#### Data to use

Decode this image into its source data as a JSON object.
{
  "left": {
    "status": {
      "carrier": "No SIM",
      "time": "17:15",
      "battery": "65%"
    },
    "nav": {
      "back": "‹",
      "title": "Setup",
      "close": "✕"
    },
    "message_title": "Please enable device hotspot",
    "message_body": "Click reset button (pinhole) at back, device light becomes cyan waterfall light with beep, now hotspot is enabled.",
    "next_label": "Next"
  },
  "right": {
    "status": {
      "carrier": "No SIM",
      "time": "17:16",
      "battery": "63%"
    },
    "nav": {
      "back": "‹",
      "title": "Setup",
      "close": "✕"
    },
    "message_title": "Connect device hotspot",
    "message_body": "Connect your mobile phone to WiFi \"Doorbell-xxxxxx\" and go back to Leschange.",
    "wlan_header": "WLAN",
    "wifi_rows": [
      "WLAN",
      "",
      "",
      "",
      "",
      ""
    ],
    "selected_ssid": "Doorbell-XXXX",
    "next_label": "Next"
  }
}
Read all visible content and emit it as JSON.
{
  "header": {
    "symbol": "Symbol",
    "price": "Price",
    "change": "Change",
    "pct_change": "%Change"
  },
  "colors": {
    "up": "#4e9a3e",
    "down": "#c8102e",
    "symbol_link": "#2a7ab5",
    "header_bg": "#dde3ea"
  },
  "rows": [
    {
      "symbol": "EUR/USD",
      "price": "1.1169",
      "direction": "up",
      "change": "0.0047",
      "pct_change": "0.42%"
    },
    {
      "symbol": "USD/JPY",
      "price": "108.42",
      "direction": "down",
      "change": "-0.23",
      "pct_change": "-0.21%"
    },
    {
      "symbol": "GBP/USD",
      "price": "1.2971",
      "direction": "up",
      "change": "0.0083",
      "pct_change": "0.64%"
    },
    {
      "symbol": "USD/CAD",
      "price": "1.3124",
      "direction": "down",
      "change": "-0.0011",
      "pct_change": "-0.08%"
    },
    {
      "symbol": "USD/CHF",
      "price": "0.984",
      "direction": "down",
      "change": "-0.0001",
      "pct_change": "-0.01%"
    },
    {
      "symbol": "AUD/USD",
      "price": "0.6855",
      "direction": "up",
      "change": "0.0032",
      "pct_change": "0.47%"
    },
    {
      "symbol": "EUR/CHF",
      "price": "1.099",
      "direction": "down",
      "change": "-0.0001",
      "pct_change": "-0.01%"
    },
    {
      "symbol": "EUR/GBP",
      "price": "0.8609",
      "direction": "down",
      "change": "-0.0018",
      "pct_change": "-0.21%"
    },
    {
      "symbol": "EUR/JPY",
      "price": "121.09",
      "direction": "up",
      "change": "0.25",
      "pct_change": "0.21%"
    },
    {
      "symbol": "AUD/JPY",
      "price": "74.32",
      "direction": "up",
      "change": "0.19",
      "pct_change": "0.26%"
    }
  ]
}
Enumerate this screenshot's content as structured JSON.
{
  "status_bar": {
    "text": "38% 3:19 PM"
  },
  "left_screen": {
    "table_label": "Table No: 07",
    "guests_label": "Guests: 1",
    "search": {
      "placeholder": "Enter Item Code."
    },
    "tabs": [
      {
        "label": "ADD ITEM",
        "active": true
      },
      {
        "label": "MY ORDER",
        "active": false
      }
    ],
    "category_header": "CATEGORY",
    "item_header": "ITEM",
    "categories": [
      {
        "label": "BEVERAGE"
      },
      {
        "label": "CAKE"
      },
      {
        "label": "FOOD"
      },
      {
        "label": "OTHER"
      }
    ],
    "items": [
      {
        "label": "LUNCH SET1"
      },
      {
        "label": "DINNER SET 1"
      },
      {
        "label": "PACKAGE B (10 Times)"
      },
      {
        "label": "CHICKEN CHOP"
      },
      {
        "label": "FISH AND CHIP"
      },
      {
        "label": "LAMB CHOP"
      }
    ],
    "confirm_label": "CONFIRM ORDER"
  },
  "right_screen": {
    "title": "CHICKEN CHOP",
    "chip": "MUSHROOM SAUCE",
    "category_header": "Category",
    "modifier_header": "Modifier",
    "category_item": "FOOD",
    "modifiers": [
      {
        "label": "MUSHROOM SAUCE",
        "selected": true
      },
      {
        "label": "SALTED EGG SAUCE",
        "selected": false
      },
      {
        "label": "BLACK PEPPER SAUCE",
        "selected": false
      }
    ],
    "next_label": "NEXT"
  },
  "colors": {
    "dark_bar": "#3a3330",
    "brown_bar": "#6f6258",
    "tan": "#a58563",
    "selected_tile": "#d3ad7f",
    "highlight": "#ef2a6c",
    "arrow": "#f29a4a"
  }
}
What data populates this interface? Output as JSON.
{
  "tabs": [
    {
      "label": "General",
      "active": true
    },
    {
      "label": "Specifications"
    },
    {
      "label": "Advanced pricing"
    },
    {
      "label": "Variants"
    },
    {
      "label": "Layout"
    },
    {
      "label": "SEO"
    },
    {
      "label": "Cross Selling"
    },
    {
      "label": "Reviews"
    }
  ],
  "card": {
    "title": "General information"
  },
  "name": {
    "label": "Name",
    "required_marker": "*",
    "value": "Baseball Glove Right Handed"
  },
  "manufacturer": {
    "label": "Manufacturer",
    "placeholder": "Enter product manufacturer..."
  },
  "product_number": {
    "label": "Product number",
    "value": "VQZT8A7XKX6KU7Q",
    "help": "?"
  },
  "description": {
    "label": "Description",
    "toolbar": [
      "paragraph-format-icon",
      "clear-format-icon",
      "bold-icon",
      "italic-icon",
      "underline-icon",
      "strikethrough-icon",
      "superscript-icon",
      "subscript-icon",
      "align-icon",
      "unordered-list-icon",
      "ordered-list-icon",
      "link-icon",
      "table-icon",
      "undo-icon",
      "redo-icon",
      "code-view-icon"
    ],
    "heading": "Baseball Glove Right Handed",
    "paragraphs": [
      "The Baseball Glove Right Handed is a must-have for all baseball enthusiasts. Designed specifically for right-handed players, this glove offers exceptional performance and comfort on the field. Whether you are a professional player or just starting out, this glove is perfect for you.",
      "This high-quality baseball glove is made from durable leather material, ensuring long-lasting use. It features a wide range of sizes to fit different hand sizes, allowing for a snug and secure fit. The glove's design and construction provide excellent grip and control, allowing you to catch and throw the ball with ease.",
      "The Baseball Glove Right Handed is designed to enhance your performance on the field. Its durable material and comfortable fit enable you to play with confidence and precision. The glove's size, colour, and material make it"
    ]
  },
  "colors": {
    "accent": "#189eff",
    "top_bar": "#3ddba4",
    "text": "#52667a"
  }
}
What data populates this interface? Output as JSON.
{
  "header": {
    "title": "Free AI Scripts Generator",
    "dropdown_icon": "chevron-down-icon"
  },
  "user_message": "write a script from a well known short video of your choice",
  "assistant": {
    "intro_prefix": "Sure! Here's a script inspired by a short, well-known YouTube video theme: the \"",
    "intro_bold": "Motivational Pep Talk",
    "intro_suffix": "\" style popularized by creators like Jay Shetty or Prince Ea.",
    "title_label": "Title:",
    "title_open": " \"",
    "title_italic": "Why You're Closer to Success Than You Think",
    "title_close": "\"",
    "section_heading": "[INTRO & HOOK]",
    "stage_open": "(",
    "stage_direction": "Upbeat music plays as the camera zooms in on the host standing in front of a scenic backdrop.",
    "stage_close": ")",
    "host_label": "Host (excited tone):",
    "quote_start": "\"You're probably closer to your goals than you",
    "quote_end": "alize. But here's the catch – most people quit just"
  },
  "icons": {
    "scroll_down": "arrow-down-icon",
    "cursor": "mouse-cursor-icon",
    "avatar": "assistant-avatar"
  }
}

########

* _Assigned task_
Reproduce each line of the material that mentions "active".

* _Solution for this problem_
        "active": true
        "active": false
      "active": true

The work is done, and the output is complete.